December Crude Oil

Source: BigCharts

Continued strength in the crude oil price will also help bolster the near-term outlook for oil and gas equities, which in turn will provide some potentially attractive safe-haven options for investors during the October internal correction. This can be seen in the strength of the NYSE Arca Oil Index (XOI).

NYSE Arca Oil Index

Source: BigCharts

Among the top performers in the energy group right now are Marathon Oil (MRO) and ConocoPhillips (COP). Shown here is a relative price strength comparison of COP measured against the S&P 500 Index (SPX). As the graph shows, COP is strongly outperforming the benchmark index, a good sign. Relative strength like the type COP is displaying in the midst of a weak broad market backdrop is a tip-off that the stock is in strong hands and should continue to outperform once strength returns to the rest of the market.


Source: StockCharts

As is typically the case whenever there is strong internal weakness in the broad market, utility stocks are currently being treated by investors as a safe haven. The Dow Jones Utility Average (DJUA) shown below reflects the increased demand for the utilities in the last few days. Not surprisingly, the sharp rally in the DJUA occurred simultaneously with the huge increase in new 52-week lows on both exchanges. Rather than flee strictly to the safety of cash, investors have sought out safety in the conservative utility stocks.

It’s interesting to note that the rally in the DJUA began earlier this summer around the same time that the NYSE new 52-week lows began increasing with bond yield-related pressures. In view of this, the utility sector will likely remain a safe bet this month as long as the NYSE new 52-week lows remain well above 40 on a daily basis (which is the sign of an unhealthy market).

Dow Jones Utility Average

Source: StockCharts

Meanwhile, the stock market’s immediate-term (1-4 week) technical picture showed a little more improvement on Tuesday. Although the S&P 500 Index is struggling to stay above its 50-day moving average, the 20-day price oscillator for the SPX finally fell into negative territory on Oct. 9. This marks the first time this has happened since early July, around the time when the market was bottoming from its last internal correction.

Normally, when the 20-day oscillator goes into negative territory, it denotes a market which is becoming “oversold” on a technical basis and often paves the way for a short-covering rally.

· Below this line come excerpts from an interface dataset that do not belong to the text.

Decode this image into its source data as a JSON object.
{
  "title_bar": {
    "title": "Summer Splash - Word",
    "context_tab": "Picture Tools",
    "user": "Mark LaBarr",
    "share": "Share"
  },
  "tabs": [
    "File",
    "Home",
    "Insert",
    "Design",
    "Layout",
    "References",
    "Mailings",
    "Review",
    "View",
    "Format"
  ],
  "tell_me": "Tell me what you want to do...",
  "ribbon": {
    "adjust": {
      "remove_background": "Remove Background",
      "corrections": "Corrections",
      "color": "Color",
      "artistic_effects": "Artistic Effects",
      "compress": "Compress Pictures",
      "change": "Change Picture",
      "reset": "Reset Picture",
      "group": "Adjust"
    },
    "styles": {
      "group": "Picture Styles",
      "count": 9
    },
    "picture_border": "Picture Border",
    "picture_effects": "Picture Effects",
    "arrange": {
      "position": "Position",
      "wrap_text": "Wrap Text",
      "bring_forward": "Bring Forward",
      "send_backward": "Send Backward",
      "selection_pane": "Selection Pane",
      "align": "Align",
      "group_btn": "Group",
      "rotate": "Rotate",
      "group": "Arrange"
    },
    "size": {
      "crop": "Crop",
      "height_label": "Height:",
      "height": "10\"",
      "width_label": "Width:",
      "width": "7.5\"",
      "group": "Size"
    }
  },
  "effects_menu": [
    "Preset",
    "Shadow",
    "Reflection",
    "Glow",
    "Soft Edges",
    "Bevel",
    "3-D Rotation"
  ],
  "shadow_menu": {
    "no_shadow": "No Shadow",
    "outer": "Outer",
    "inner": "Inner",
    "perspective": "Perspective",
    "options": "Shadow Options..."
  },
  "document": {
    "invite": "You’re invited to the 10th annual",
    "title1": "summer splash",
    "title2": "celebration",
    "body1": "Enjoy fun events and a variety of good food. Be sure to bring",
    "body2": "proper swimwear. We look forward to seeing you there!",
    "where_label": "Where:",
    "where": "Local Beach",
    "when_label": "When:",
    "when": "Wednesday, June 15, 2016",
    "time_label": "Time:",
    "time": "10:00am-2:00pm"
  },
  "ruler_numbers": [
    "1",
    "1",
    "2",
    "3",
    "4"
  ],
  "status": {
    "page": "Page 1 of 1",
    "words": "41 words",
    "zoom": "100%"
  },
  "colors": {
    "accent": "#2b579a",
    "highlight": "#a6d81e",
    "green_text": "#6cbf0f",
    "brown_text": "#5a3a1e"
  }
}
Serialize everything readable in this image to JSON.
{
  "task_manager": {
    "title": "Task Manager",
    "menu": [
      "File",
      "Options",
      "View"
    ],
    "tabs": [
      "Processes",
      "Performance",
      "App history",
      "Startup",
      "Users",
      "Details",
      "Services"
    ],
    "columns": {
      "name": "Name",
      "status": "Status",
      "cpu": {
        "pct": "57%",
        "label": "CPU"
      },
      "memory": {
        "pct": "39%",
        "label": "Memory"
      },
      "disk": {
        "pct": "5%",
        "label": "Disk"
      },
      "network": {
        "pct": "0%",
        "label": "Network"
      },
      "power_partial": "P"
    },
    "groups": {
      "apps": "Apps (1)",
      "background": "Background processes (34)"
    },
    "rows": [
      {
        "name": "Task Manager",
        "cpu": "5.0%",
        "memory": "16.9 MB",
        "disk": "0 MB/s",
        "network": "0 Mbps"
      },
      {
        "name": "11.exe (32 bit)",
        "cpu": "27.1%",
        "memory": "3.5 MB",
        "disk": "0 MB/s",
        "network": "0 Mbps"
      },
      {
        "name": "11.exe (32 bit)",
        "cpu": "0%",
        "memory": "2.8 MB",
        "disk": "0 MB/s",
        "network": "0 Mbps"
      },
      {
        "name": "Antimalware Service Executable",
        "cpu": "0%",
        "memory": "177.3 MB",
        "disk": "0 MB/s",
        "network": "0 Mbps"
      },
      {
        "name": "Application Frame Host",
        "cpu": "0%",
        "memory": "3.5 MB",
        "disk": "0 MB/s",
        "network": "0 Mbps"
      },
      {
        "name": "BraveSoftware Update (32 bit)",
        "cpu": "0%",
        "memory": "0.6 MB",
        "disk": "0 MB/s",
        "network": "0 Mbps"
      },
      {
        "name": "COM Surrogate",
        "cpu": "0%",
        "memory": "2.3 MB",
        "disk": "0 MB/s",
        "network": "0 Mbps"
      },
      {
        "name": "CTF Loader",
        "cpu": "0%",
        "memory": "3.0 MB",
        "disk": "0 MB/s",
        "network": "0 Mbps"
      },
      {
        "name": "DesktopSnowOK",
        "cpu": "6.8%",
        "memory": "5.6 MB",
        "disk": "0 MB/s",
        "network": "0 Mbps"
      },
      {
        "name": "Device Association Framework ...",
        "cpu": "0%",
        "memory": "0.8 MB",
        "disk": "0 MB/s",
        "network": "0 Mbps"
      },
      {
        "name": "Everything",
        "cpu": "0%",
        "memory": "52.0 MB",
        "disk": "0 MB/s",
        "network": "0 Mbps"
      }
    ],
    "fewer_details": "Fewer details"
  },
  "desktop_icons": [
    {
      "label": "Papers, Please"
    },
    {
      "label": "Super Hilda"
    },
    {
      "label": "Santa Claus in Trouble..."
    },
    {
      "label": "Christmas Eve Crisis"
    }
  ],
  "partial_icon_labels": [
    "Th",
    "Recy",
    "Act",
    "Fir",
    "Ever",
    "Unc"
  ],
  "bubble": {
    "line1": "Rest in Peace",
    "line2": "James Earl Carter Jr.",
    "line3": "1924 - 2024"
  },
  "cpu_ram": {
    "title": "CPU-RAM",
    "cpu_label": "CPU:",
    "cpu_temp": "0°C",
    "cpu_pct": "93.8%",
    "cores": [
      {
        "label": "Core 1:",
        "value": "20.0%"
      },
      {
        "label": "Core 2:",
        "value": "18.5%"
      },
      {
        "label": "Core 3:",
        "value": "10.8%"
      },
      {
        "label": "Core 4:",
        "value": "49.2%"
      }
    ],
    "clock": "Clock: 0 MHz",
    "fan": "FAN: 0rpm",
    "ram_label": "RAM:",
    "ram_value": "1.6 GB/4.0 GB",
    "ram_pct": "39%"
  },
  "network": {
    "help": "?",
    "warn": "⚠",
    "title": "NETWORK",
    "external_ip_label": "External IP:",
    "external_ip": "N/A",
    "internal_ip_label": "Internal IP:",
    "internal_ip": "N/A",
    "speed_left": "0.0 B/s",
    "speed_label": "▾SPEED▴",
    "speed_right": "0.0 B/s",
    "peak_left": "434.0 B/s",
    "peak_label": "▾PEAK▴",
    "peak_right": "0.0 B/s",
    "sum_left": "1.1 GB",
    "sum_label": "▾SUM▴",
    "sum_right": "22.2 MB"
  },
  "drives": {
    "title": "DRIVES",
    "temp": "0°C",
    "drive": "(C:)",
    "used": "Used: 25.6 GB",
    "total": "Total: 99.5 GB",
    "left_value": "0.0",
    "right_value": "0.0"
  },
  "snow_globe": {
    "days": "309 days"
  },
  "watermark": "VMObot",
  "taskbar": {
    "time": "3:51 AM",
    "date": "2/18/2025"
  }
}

The 20-day price oscillator for the SPX barely fell into negative territory on Tuesday (see below), but the further the oscillator declines in the coming days, the more likely we’ll have a confirmed market low in place by mid-October (which has been my expectation since last week).

Source: WSJ

With utilities and energy stocks maintaining a relative strength advantage over other sectors, investors at least have some safety-related options in the midst of the ongoing broad market weakness. Beyond conservative positions in the strongest performing stocks in these two leading sectors, however, I recommend that investors avoid making new commitments in stocks and ETFs in other sectors until the latest internal weakness has dissipated.

When the number of securities making new 52-week lows on both exchanges falls below 40 for several days, we’ll have confirmation that the market has finally returned to a position of health. For now, a defensive position is encouraged in the immediate term.

Investors can also maintain longer-term investment positions to the stock market via ETFs and outperforming individual stocks in strong sectors. This includes, in particular, the retail, healthcare, and tech sectors, which have all shown relative strength versus the S&P 500 Index in recent months.

With earnings growth still on a positive trajectory, the probability is strong that the large cap major averages will survive the latest increase in broad market volatility with their long-term uptrends remaining intact. I also recommend raising stop losses on existing long-term positions and taking profits in stocks and ETFs which have already had impressive upside moves.

Disclosure: I am/we are long XLK, XLV.

I wrote this article myself, and it expresses my own opinions. I am not receiving compensation for it (other than from Seeking Alpha). I have no business relationship with any company whose stock is mentioned in this article.